Like the spiral, some of the most interesting portraits to look at are those that experiment with form. In his arresting “Occupations of Negroes and Whites in Georgia,” Du Bois depicts the breakdown of labor not as a full pie chart, but as two obtuse, rounded triangles balanced haphazardly upon each other. His “Proportion of Freemen and Slaves Among American Negroes,” which could be mistaken for an uneven plot of grass from afar, shows the steep and sudden aftermath of emancipation. Even in simple blacks and greens, it is emotional to look at, and to think of how much was stolen from people in the years before.
There’s a sparse, even architectural quality to the portraits that feels far ahead of their time, more reminiscent of the Russian avant-garde than, for instance, the cut-and-dry scientific graphs that Emil Eugen Roesle exhibited in Germany 11 years later. Indeed, the portraits together show a history that is far more kaleidoscopic than a whitewashed, revisionist narrative would have current viewers believe. They pulse with vital, literally vibrant knowledge in a year when students still don’t always learn about Du Bois himself before graduating high school.
Particularly timely—or maybe timeless—is the deep dive into a region that is still written off as consistently more racist than the Northeast, and somehow less worthy of study. Instead of glossing over Reconstruction and the Black South, Du Bois spends time with it, and compels his viewers to do the same. It feels relevant in a two-year period that has seen aggressive attempts at gerrymandering and voter suppression across the country, and particularly in Georgia.
In so doing, the works also challenge a narrative of easy, forward progress that history books and mainstream, white-led and funded media outlets are quick to hold tight to. Du Bois’ “Assessed Valuation of Taxable Property Among Georgia Negroes” still feels searingly fresh 121 years after it was finished, and five decades after the Fair Housing Act was passed into law.
His snapshot of Black newspapers and periodicals, rendered in neat blocks of color stacked in a pyramid, double as an invitation to save existing Black publications, and also envision new ones. The past decades have seen a decimation of the Black press, but also the rise of startup news sites like Blavity, where the V is an inverted pyramid itself.
It is also very much a call to arms, from an Orange Street gallery that manages to bridge past and present with its accompanying exhibitions. While Du Bois’ work feels recent, Gates’ light installations actually are. In drawing from and illuminating the portraits’ legacy, the artist makes sure that they are not lost to history as quickly as the data they represent.
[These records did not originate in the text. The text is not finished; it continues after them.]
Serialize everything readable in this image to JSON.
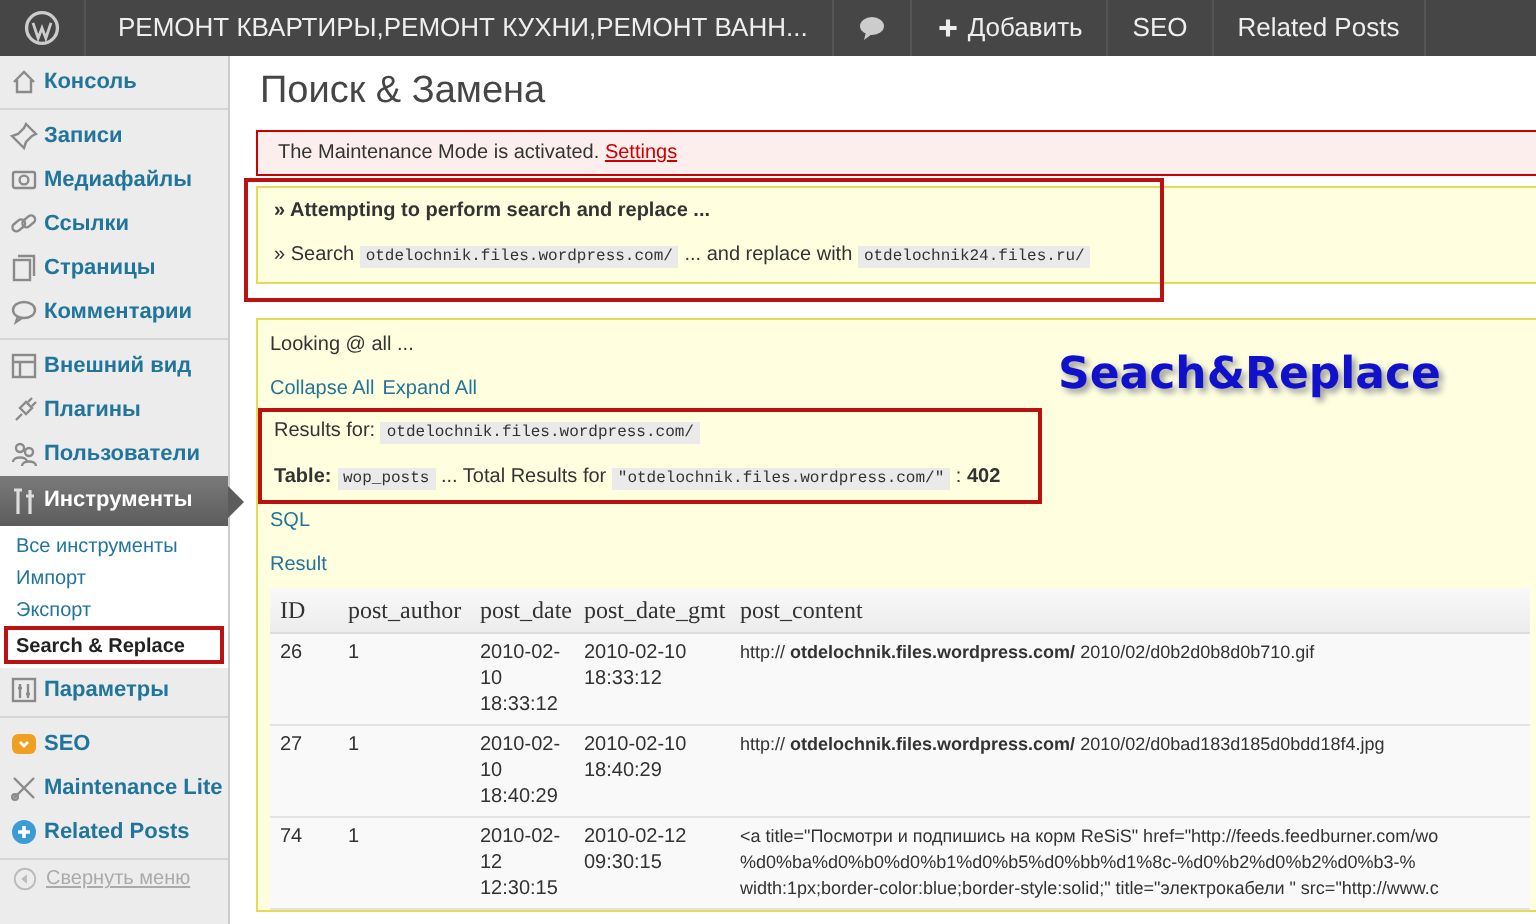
{
  "admin_bar": {
    "site_title": "РЕМОНТ КВАРТИРЫ,РЕМОНТ КУХНИ,РЕМОНТ ВАНН...",
    "add_label": "Добавить",
    "links": [
      "SEO",
      "Related Posts"
    ]
  },
  "sidebar": {
    "groups": [
      [
        {
          "label": "Консоль",
          "selected": false
        }
      ],
      [
        {
          "label": "Записи",
          "selected": false
        },
        {
          "label": "Медиафайлы",
          "selected": false
        },
        {
          "label": "Ссылки",
          "selected": false
        },
        {
          "label": "Страницы",
          "selected": false
        },
        {
          "label": "Комментарии",
          "selected": false
        }
      ],
      [
        {
          "label": "Внешний вид",
          "selected": false
        },
        {
          "label": "Плагины",
          "selected": false
        },
        {
          "label": "Пользователи",
          "selected": false
        },
        {
          "label": "Инструменты",
          "selected": true,
          "children": [
            {
              "label": "Все инструменты",
              "selected": false,
              "highlighted": false
            },
            {
              "label": "Импорт",
              "selected": false,
              "highlighted": false
            },
            {
              "label": "Экспорт",
              "selected": false,
              "highlighted": false
            },
            {
              "label": "Search & Replace",
              "selected": true,
              "highlighted": true
            }
          ]
        },
        {
          "label": "Параметры",
          "selected": false
        }
      ],
      [
        {
          "label": "SEO",
          "selected": false
        },
        {
          "label": "Maintenance Lite",
          "selected": false
        },
        {
          "label": "Related Posts",
          "selected": false
        }
      ]
    ],
    "collapse_label": "Свернуть меню"
  },
  "page_title": "Поиск & Замена",
  "notice": {
    "text": "The Maintenance Mode is activated.",
    "link": "Settings"
  },
  "attempt": {
    "highlighted": true,
    "heading": "» Attempting to perform search and replace ...",
    "search_prefix": "» Search",
    "search": "otdelochnik.files.wordpress.com/",
    "middle": "... and replace with",
    "replace": "otdelochnik24.files.ru/"
  },
  "results": {
    "looking": "Looking @ all ...",
    "links": [
      "Collapse All",
      "Expand All"
    ],
    "caption": "Seach&Replace",
    "summary": {
      "highlighted": true,
      "results_for_label": "Results for:",
      "results_for": "otdelochnik.files.wordpress.com/",
      "table_label": "Table:",
      "table_name": "wop_posts",
      "total_label": "... Total Results for",
      "total_term": "\"otdelochnik.files.wordpress.com/\"",
      "total_sep": ":",
      "total": "402"
    },
    "sql_link": "SQL",
    "result_link": "Result"
  },
  "table": {
    "columns": [
      "ID",
      "post_author",
      "post_date",
      "post_date_gmt",
      "post_content"
    ],
    "rows": [
      {
        "id": "26",
        "author": "1",
        "date": "2010-02-10 18:33:12",
        "date_gmt": "2010-02-10 18:33:12",
        "content": [
          "http:// **otdelochnik.files.wordpress.com/** 2010/02/d0b2d0b8d0b710.gif"
        ]
      },
      {
        "id": "27",
        "author": "1",
        "date": "2010-02-10 18:40:29",
        "date_gmt": "2010-02-10 18:40:29",
        "content": [
          "http:// **otdelochnik.files.wordpress.com/** 2010/02/d0bad183d185d0bdd18f4.jpg"
        ]
      },
      {
        "id": "74",
        "author": "1",
        "date": "2010-02-12 12:30:15",
        "date_gmt": "2010-02-12 09:30:15",
        "content": [
          "<a title=\"Посмотри и подпишись на корм ReSiS\" href=\"http://feeds.feedburner.com/wo",
          "%d0%ba%d0%b0%d0%b1%d0%b5%d0%bb%d1%8c-%d0%b2%d0%b2%d0%b3-%",
          "width:1px;border-color:blue;border-style:solid;\" title=\"электрокабели \" src=\"http://www.c"
        ]
      }
    ]
  }
}
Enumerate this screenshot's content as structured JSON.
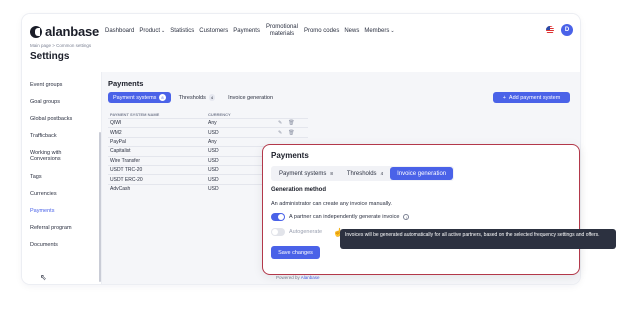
{
  "app": {
    "logo_text": "alanbase",
    "avatar_initial": "D"
  },
  "nav": {
    "items": [
      {
        "label": "Dashboard"
      },
      {
        "label": "Product",
        "chevron": true
      },
      {
        "label": "Statistics"
      },
      {
        "label": "Customers"
      },
      {
        "label": "Payments"
      },
      {
        "label": "Promotional materials",
        "two_line": true
      },
      {
        "label": "Promo codes"
      },
      {
        "label": "News"
      },
      {
        "label": "Members",
        "chevron": true
      }
    ]
  },
  "breadcrumb": "Main page > Common settings",
  "page_title": "Settings",
  "sidebar": {
    "items": [
      {
        "label": "Event groups"
      },
      {
        "label": "Goal groups"
      },
      {
        "label": "Global postbacks"
      },
      {
        "label": "Trafficback"
      },
      {
        "label": "Working with Conversions"
      },
      {
        "label": "Tags"
      },
      {
        "label": "Currencies"
      },
      {
        "label": "Payments",
        "active": true
      },
      {
        "label": "Referral program"
      },
      {
        "label": "Documents"
      }
    ]
  },
  "main": {
    "title": "Payments",
    "tabs": [
      {
        "label": "Payment systems",
        "count": "8",
        "active": true
      },
      {
        "label": "Thresholds",
        "count": "4",
        "active": false
      },
      {
        "label": "Invoice generation",
        "count": "",
        "active": false
      }
    ],
    "add_button": "Add payment system",
    "table": {
      "headers": [
        "PAYMENT SYSTEM NAME",
        "CURRENCY"
      ],
      "rows": [
        [
          "QIWI",
          "Any"
        ],
        [
          "WM2",
          "USD"
        ],
        [
          "PayPal",
          "Any"
        ],
        [
          "Capitalist",
          "USD"
        ],
        [
          "Wire Transfer",
          "USD"
        ],
        [
          "USDT TRC-20",
          "USD"
        ],
        [
          "USDT ERC-20",
          "USD"
        ],
        [
          "AdvCash",
          "USD"
        ]
      ]
    },
    "powered_prefix": "Powered by",
    "powered_brand": "Alanbase"
  },
  "zoom": {
    "title": "Payments",
    "tabs": [
      {
        "label": "Payment systems",
        "count": "8",
        "active": false
      },
      {
        "label": "Thresholds",
        "count": "4",
        "active": false
      },
      {
        "label": "Invoice generation",
        "count": "",
        "active": true
      }
    ],
    "generation_heading": "Generation method",
    "admin_text": "An administrator can create any invoice manually.",
    "partner_toggle": {
      "label": "A partner can independently generate invoice",
      "on": true
    },
    "auto_toggle": {
      "label": "Autogenerate",
      "on": false
    },
    "tooltip": "Invoices will be generated automatically for all active partners, based on the selected frequency settings and offers.",
    "save_button": "Save changes"
  },
  "colors": {
    "accent": "#4a62e8",
    "highlight_border": "#b3384a",
    "tooltip_bg": "#2c3140"
  },
  "icons": {
    "edit": "pencil-icon",
    "delete": "trash-icon",
    "plus": "plus-icon",
    "info": "info-icon"
  }
}
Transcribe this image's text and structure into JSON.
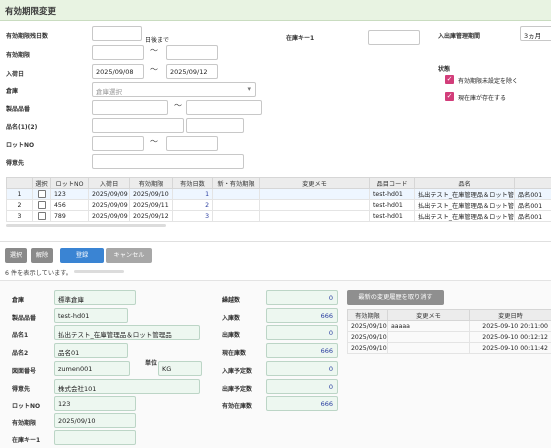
{
  "title": "有効期限変更",
  "search": {
    "remaining_days_label": "有効期限残日数",
    "remaining_days_value": "",
    "remaining_days_suffix": "日後まで",
    "expiry_label": "有効期限",
    "expiry_from": "",
    "expiry_to": "",
    "arrival_label": "入荷日",
    "arrival_from": "2025/09/08",
    "arrival_to": "2025/09/12",
    "warehouse_label": "倉庫",
    "warehouse_placeholder": "倉庫選択",
    "product_code_label": "製品品番",
    "product_name_label": "品名(1)(2)",
    "lot_label": "ロットNO",
    "customer_label": "得意先",
    "location_key_label": "在庫キー1",
    "inout_period_label": "入出庫管理期間",
    "inout_period_value": "3ヵ月",
    "status_label": "状態",
    "status_opt1": "有効期限未設定を除く",
    "status_opt2": "現在庫が存在する",
    "tilde": "〜"
  },
  "table": {
    "headers": [
      "",
      "選択",
      "ロットNO",
      "入荷日",
      "有効期限",
      "有効日数",
      "新・有効期限",
      "変更メモ",
      "品目コード",
      "品名",
      ""
    ],
    "rows": [
      {
        "no": "1",
        "lot": "123",
        "arrival": "2025/09/09",
        "expiry": "2025/09/10",
        "days": "1",
        "new_expiry": "",
        "memo": "",
        "code": "test-hd01",
        "name": "払出テスト_在庫管理品＆ロット管理品",
        "extra": "品名001"
      },
      {
        "no": "2",
        "lot": "456",
        "arrival": "2025/09/09",
        "expiry": "2025/09/11",
        "days": "2",
        "new_expiry": "",
        "memo": "",
        "code": "test-hd01",
        "name": "払出テスト_在庫管理品＆ロット管理品",
        "extra": "品名001"
      },
      {
        "no": "3",
        "lot": "789",
        "arrival": "2025/09/09",
        "expiry": "2025/09/12",
        "days": "3",
        "new_expiry": "",
        "memo": "",
        "code": "test-hd01",
        "name": "払出テスト_在庫管理品＆ロット管理品",
        "extra": "品名001"
      }
    ]
  },
  "buttons": {
    "select": "選択",
    "deselect": "解除",
    "register": "登録",
    "cancel": "キャンセル"
  },
  "count_text": "6 件を表示しています。",
  "detail": {
    "warehouse_label": "倉庫",
    "warehouse": "標準倉庫",
    "product_code_label": "製品品番",
    "product_code": "test-hd01",
    "name1_label": "品名1",
    "name1": "払出テスト_在庫管理品＆ロット管理品",
    "name2_label": "品名2",
    "name2": "品名01",
    "drawing_label": "図面番号",
    "drawing": "zumen001",
    "unit_label": "単位",
    "unit": "KG",
    "customer_label": "得意先",
    "customer": "株式会社101",
    "lot_label": "ロットNO",
    "lot": "123",
    "expiry_label": "有効期限",
    "expiry": "2025/09/10",
    "stockkey_label": "在庫キー1",
    "stockkey": "",
    "carry_label": "繰越数",
    "carry": "0",
    "in_label": "入庫数",
    "in": "666",
    "out_label": "出庫数",
    "out": "0",
    "stock_label": "現在庫数",
    "stock": "666",
    "in_plan_label": "入庫予定数",
    "in_plan": "0",
    "out_plan_label": "出庫予定数",
    "out_plan": "0",
    "valid_stock_label": "有効在庫数",
    "valid_stock": "666"
  },
  "history": {
    "button": "最新の変更履歴を取り消す",
    "headers": [
      "有効期限",
      "変更メモ",
      "変更日時"
    ],
    "rows": [
      {
        "expiry": "2025/09/10",
        "memo": "aaaaa",
        "date": "2025-09-10 20:11:00"
      },
      {
        "expiry": "2025/09/10",
        "memo": "",
        "date": "2025-09-10 00:12:12"
      },
      {
        "expiry": "2025/09/10",
        "memo": "",
        "date": "2025-09-10 00:11:42"
      }
    ]
  },
  "colors": {
    "accent": "#3a84d3",
    "check": "#d23d7a",
    "header_bg": "#e8f3e2"
  }
}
Gates also makes it clear that the forces of Jim Crow, redlining, and de facto and de jure segregation are still very much with viewers today, just by different names.
In turn, both Gates and Du Bois ask their viewers where they want to be in another 121 years—and what side of history they are on—when it’s their data on display. And, perhaps, what or who is keeping them from getting there. In a city enmeshed in debates around municipal budgeting, affordable housing, and cultural equity, the show is worth a closer look.
Artspace New Haven is located at 50 Orange St. The gallery is open Wednesday through Saturday, 12 to 6 p.m. Find out more at their website.